=== Dataset entries ===

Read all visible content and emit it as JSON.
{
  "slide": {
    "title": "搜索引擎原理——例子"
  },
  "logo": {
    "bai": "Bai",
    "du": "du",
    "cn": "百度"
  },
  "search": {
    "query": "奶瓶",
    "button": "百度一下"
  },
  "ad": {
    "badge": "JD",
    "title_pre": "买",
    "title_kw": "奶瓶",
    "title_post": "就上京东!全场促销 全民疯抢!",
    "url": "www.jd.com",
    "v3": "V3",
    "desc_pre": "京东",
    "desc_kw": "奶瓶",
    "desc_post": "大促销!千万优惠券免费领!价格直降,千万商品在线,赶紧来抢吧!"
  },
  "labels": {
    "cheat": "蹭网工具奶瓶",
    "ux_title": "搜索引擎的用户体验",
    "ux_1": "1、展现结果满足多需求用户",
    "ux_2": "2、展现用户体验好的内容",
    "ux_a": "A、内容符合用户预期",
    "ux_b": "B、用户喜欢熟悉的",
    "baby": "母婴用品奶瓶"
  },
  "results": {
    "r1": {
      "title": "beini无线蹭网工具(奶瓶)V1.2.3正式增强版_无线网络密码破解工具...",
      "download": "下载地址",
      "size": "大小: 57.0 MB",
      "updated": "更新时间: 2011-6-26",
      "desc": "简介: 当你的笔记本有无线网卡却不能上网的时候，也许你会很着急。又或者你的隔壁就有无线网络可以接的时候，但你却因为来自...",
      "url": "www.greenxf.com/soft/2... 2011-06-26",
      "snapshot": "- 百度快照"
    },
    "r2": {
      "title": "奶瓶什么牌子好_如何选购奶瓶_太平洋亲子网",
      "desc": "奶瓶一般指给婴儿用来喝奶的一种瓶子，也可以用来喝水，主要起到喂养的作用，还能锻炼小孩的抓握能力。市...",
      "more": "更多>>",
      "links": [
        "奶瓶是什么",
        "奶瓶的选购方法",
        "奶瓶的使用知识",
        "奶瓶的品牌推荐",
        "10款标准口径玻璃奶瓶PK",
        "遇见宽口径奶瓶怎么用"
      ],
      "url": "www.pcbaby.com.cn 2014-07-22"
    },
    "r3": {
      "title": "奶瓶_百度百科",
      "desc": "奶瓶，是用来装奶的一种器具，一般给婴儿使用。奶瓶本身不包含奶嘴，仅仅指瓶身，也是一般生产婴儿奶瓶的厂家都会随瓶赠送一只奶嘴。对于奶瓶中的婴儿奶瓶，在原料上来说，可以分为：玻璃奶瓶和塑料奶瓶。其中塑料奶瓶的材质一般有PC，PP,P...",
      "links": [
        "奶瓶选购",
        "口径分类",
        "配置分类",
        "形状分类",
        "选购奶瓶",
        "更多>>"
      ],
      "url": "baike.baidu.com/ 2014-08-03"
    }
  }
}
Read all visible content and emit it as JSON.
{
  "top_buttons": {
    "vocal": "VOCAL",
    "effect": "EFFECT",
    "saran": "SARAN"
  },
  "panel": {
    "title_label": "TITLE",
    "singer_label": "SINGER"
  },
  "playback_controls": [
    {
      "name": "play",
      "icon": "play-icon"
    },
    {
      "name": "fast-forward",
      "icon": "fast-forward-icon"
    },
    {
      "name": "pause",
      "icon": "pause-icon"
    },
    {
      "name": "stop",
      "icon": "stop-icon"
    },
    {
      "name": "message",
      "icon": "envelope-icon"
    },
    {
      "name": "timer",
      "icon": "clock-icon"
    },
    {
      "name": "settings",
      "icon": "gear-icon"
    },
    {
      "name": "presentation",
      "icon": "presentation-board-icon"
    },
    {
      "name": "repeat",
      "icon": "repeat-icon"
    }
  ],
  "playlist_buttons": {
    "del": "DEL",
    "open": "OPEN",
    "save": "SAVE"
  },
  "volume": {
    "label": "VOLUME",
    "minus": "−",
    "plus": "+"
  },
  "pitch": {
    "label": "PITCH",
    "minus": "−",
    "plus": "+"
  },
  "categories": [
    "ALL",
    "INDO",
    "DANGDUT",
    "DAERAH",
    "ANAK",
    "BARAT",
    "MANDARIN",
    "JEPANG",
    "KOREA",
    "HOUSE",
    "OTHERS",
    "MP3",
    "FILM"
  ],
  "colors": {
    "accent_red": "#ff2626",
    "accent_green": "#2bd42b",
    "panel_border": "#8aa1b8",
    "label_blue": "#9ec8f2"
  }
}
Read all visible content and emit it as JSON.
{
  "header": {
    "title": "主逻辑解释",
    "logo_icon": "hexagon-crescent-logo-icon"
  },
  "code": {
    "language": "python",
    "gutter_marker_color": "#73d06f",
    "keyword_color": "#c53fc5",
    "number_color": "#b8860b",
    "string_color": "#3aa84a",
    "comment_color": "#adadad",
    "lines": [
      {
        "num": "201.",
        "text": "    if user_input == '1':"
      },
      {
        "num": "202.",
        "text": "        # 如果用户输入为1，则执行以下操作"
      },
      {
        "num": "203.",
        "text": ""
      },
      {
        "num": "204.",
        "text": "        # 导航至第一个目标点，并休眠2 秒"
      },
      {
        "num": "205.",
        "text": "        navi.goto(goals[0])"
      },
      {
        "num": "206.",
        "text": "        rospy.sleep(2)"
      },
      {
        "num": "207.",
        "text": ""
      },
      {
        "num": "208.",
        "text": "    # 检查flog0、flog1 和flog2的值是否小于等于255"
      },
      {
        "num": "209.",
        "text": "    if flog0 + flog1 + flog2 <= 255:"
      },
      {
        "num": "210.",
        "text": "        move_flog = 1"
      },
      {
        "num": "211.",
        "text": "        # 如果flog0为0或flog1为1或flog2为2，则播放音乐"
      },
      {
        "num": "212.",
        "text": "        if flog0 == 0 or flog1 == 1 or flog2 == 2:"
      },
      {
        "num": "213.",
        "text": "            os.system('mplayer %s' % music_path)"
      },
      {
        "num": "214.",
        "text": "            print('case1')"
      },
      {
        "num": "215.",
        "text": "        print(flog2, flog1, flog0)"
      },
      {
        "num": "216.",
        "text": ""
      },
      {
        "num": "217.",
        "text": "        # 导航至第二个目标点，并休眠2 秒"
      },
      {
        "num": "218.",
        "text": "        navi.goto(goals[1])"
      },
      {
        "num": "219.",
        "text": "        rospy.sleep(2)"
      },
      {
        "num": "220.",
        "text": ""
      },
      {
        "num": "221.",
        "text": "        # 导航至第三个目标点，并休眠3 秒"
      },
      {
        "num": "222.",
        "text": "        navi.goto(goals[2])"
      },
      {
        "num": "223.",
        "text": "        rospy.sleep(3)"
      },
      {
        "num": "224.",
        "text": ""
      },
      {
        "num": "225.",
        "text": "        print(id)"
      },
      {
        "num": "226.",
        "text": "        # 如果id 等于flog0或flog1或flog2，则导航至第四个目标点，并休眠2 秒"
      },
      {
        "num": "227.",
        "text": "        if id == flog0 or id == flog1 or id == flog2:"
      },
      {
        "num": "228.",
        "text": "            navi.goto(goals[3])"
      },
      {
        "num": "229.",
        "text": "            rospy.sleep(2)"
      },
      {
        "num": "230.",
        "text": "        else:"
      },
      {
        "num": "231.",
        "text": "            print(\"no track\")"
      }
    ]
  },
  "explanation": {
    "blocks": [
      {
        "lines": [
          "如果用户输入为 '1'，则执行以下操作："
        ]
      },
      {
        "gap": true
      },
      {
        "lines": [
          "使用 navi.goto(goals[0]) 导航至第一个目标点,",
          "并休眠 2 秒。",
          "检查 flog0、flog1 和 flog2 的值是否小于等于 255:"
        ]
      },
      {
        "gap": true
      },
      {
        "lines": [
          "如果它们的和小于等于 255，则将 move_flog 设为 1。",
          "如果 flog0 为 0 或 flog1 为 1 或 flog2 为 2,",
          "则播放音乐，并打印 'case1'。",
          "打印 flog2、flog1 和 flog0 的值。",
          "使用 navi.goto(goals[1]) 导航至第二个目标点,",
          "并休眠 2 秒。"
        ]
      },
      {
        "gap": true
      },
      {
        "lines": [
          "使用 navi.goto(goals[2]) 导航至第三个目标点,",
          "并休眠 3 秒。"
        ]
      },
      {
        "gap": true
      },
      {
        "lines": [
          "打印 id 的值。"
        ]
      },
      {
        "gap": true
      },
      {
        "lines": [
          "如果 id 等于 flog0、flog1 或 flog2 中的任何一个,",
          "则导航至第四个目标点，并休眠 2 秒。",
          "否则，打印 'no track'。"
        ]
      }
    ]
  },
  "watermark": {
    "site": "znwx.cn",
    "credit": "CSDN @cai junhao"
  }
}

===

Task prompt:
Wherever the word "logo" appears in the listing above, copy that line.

Finished exercise:
  "logo": {
    "logo_icon": "hexagon-crescent-logo-icon"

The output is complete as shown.